WHAT YOU WILL DO: Repeat word for word, please, only the lines from the one that includes "Output a JSON" through the final line of the data.

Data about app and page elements
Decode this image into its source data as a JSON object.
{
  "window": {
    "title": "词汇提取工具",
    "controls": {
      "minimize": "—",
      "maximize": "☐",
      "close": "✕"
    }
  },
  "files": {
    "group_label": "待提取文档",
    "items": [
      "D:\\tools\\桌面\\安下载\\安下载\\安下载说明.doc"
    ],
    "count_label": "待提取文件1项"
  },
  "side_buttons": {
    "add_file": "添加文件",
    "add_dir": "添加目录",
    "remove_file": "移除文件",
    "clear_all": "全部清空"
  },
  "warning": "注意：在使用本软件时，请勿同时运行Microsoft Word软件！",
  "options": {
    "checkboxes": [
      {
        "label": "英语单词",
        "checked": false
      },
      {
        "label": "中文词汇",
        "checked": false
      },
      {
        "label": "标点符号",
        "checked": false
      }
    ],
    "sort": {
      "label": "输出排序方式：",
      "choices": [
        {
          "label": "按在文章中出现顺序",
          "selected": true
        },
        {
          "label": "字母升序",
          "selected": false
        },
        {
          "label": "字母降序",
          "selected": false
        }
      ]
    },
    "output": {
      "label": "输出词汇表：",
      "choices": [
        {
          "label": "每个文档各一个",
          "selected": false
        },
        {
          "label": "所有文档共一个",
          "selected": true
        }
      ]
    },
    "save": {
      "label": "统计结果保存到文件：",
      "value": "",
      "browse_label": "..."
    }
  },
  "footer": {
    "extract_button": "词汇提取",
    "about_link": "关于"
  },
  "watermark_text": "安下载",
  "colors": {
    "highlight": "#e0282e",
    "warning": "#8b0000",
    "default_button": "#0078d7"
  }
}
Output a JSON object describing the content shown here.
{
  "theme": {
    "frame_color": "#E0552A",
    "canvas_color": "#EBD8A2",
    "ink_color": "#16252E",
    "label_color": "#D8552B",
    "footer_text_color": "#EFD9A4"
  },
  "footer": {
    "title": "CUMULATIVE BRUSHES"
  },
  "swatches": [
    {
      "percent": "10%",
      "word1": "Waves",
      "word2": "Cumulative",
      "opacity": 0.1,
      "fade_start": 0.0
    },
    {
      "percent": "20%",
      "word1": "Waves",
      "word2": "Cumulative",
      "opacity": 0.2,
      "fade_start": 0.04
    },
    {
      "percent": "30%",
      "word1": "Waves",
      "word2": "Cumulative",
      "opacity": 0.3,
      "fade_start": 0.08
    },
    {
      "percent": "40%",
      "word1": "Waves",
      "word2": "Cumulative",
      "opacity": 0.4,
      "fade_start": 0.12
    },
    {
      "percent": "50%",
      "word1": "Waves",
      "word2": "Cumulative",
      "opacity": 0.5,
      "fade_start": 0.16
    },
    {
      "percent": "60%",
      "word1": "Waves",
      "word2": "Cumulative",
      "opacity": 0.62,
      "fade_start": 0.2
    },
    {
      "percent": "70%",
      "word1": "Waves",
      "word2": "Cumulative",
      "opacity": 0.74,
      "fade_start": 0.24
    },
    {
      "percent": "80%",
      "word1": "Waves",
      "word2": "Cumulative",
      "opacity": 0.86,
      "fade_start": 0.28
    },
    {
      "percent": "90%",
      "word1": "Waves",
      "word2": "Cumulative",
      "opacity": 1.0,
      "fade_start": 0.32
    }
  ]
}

SOLUTION TO THIS PROBLEM:
Output a JSON object describing the content shown here.
{
  "theme": {
    "frame_color": "#E0552A",
    "canvas_color": "#EBD8A2",
    "ink_color": "#16252E",
    "label_color": "#D8552B",
    "footer_text_color": "#EFD9A4"
  },
  "footer": {
    "title": "CUMULATIVE BRUSHES"
  },
  "swatches": [
    {
      "percent": "10%",
      "word1": "Waves",
      "word2": "Cumulative",
      "opacity": 0.1,
      "fade_start": 0.0
    },
    {
      "percent": "20%",
      "word1": "Waves",
      "word2": "Cumulative",
      "opacity": 0.2,
      "fade_start": 0.04
    },
    {
      "percent": "30%",
      "word1": "Waves",
      "word2": "Cumulative",
      "opacity": 0.3,
      "fade_start": 0.08
    },
    {
      "percent": "40%",
      "word1": "Waves",
      "word2": "Cumulative",
      "opacity": 0.4,
      "fade_start": 0.12
    },
    {
      "percent": "50%",
      "word1": "Waves",
      "word2": "Cumulative",
      "opacity": 0.5,
      "fade_start": 0.16
    },
    {
      "percent": "60%",
      "word1": "Waves",
      "word2": "Cumulative",
      "opacity": 0.62,
      "fade_start": 0.2
    },
    {
      "percent": "70%",
      "word1": "Waves",
      "word2": "Cumulative",
      "opacity": 0.74,
      "fade_start": 0.24
    },
    {
      "percent": "80%",
      "word1": "Waves",
      "word2": "Cumulative",
      "opacity": 0.86,
      "fade_start": 0.28
    },
    {
      "percent": "90%",
      "word1": "Waves",
      "word2": "Cumulative",
      "opacity": 1.0,
      "fade_start": 0.32
    }
  ]
}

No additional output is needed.